Will the Rise of Automation and Robots Put You out of a Job, or Give You a New One?
With the recent rise of robots and automation in the manufacturing industry, many people are worried that they are limiting the job potential for human workers. However, recent research is still unclear as to whether this is true and some point to robots as actually having a positive impact on job growth. Our experts at MiQ Partners explore this issue and the role of custom automation companies in it in our blog below.
What Does the Data Say?
A whitepaper released by the Association for Advancing Automation (A3) examined data that showed a positive correlation between industrial robot shipments and US job growth, which was concluded using statistics gathered from the Bureau of Labor. The paper takes these statistics and compares them with robot shipment data as well as reports from various US manufacturing firms.
“Today’s robotics offer US manufacturers improvements in efficiency that are driving up profits and employment,” reads the introduction. “At the same time, changes in domestic workforces are opening up new opportunities for worker advancement, and rising overseas labor costs are positioning the next wave of productivity and job growth in the US. While not widely understood, the correlation between robotics implementation and employment growth is clear.”
Although the positive correlation is promising, it must be noted that A3 is the parent organization of the Robotics Industry Association (RIA) and supports the benefits of automation. Given this support, it’s not surprising that they are focusing on data that spotlights the benefits of robots on job growth.
In the realm of manufacturing, robots are taking jobs that are typically too dull or dangerous for humans, which is seen by many as a benefit. Add to this the fact that these kinds of manufacturing jobs are no longer sought after by skilled labor workers and it makes sense that robots may be able to replace human jobs without actually harming job growth.
With the demand for automated robots increasing, so does the demand for engineers and technicians to create and maintain them. In fact, research has predicted that by 2016, approximately two to three jobs will be directly created for each industrial robot, and two to three more will be created indirectly as downstream jobs.

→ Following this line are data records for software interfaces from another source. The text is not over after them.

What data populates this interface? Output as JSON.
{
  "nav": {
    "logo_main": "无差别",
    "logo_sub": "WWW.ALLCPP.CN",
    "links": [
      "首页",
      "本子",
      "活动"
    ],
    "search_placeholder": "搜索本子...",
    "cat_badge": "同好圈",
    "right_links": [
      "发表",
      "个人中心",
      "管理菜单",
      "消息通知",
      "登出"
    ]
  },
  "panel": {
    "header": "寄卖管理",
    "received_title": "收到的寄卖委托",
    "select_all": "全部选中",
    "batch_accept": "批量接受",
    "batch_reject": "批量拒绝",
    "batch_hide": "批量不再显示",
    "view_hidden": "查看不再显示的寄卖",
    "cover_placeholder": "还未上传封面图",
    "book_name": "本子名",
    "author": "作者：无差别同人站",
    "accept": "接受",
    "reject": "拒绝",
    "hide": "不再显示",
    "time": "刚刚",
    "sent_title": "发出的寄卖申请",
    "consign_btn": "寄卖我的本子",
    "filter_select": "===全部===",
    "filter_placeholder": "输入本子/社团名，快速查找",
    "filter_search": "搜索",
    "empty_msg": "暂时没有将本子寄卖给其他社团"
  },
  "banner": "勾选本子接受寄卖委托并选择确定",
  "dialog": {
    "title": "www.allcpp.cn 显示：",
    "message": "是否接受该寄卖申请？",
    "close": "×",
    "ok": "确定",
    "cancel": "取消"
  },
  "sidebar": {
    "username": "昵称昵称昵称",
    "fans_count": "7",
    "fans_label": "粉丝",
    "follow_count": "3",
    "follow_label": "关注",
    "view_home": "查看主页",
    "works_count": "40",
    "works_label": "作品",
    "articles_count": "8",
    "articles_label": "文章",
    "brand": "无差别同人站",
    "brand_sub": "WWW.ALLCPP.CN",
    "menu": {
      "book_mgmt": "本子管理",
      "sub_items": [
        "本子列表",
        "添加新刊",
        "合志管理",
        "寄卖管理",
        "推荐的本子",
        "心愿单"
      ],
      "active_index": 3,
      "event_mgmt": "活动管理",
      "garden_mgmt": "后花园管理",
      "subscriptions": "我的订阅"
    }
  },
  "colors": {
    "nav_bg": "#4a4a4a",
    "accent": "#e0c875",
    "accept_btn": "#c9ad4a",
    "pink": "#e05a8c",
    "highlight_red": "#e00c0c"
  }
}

Although the research is still growing and evolving along with the industry, automation and the increased use of robotics seems to have a positive impact on the growth of jobs as well as the safety and productivity of the manufacturing field. For more information on the latest advancements in the industry, take a look at our blog here.